> [TO DO] Among the entries that follow, find every line with the word "Angeles" and list it.

*** EXERCISE DATA ***

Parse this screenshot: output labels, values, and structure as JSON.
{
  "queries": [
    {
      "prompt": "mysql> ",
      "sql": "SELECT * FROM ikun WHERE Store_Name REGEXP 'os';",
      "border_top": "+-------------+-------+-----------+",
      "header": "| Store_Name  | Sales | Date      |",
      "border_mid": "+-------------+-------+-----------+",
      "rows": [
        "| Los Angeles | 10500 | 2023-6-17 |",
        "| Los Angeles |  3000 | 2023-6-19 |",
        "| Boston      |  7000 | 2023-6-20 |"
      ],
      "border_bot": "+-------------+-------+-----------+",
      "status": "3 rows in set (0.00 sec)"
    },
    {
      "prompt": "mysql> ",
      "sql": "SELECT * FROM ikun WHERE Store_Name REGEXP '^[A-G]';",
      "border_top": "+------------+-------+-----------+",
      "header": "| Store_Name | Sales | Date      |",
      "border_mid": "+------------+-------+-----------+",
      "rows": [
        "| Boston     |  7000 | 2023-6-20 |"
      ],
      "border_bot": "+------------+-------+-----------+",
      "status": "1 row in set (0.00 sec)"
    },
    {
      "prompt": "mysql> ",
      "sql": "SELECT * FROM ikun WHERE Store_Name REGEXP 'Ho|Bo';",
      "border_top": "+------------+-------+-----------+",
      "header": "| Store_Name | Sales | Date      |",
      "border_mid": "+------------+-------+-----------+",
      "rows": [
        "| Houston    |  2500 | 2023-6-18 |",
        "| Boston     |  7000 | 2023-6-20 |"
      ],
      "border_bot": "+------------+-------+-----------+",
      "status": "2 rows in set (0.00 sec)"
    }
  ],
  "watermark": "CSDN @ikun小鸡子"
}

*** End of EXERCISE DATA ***
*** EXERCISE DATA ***

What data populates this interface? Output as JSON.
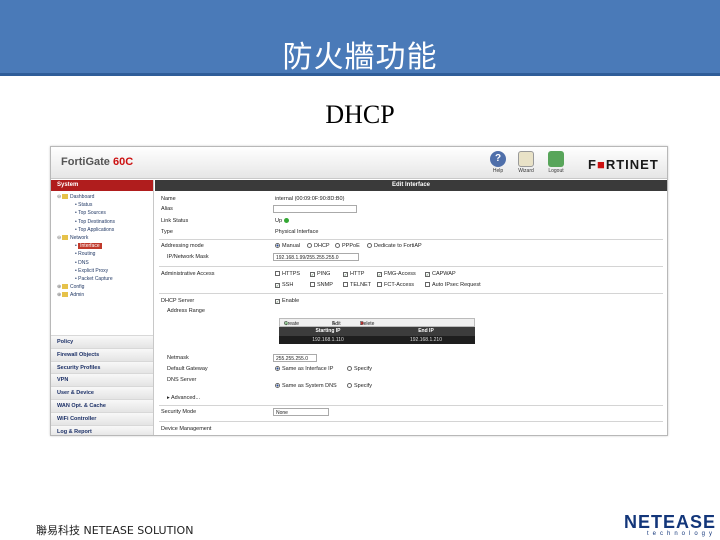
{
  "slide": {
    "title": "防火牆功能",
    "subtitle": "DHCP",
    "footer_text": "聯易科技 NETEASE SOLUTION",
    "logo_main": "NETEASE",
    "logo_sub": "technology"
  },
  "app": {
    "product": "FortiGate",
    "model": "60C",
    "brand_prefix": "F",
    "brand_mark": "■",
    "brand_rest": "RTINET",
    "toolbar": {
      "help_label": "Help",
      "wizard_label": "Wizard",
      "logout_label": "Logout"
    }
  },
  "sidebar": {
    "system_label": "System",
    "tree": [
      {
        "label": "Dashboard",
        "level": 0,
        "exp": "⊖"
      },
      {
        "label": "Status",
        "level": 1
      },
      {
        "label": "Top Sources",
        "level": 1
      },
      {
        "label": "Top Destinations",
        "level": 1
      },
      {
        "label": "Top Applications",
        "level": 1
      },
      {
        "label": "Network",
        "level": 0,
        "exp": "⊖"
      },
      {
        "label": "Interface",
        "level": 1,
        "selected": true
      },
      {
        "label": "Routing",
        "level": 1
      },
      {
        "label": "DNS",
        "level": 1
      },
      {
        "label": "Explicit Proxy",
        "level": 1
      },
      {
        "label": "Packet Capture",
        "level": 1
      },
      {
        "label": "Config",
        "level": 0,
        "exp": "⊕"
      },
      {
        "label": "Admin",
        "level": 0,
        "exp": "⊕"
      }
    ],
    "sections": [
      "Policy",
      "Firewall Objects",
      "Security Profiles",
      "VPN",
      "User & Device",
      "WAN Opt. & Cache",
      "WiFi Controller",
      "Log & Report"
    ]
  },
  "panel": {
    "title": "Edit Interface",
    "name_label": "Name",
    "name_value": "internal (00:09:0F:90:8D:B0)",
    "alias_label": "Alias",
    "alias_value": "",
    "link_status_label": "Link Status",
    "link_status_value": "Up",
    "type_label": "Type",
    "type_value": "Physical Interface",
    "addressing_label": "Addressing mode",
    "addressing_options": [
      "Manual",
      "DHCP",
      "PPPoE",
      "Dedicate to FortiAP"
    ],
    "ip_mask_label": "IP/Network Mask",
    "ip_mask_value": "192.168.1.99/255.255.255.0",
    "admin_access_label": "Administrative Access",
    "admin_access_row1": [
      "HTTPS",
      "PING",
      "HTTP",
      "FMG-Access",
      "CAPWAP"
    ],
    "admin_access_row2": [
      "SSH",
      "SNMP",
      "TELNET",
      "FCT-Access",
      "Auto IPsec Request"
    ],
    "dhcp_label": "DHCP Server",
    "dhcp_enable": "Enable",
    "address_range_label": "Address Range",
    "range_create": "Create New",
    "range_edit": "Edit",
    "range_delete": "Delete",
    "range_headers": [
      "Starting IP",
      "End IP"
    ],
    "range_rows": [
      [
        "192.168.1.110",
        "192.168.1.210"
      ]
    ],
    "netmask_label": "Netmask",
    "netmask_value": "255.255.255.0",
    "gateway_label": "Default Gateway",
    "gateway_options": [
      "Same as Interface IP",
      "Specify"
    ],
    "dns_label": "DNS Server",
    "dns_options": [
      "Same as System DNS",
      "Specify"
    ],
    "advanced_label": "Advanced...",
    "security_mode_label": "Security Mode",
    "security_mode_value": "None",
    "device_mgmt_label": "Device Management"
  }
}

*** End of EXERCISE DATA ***

> [EXERCISE RESULT]
        "| Los Angeles | 10500 | 2023-6-17 |",
        "| Los Angeles |  3000 | 2023-6-19 |",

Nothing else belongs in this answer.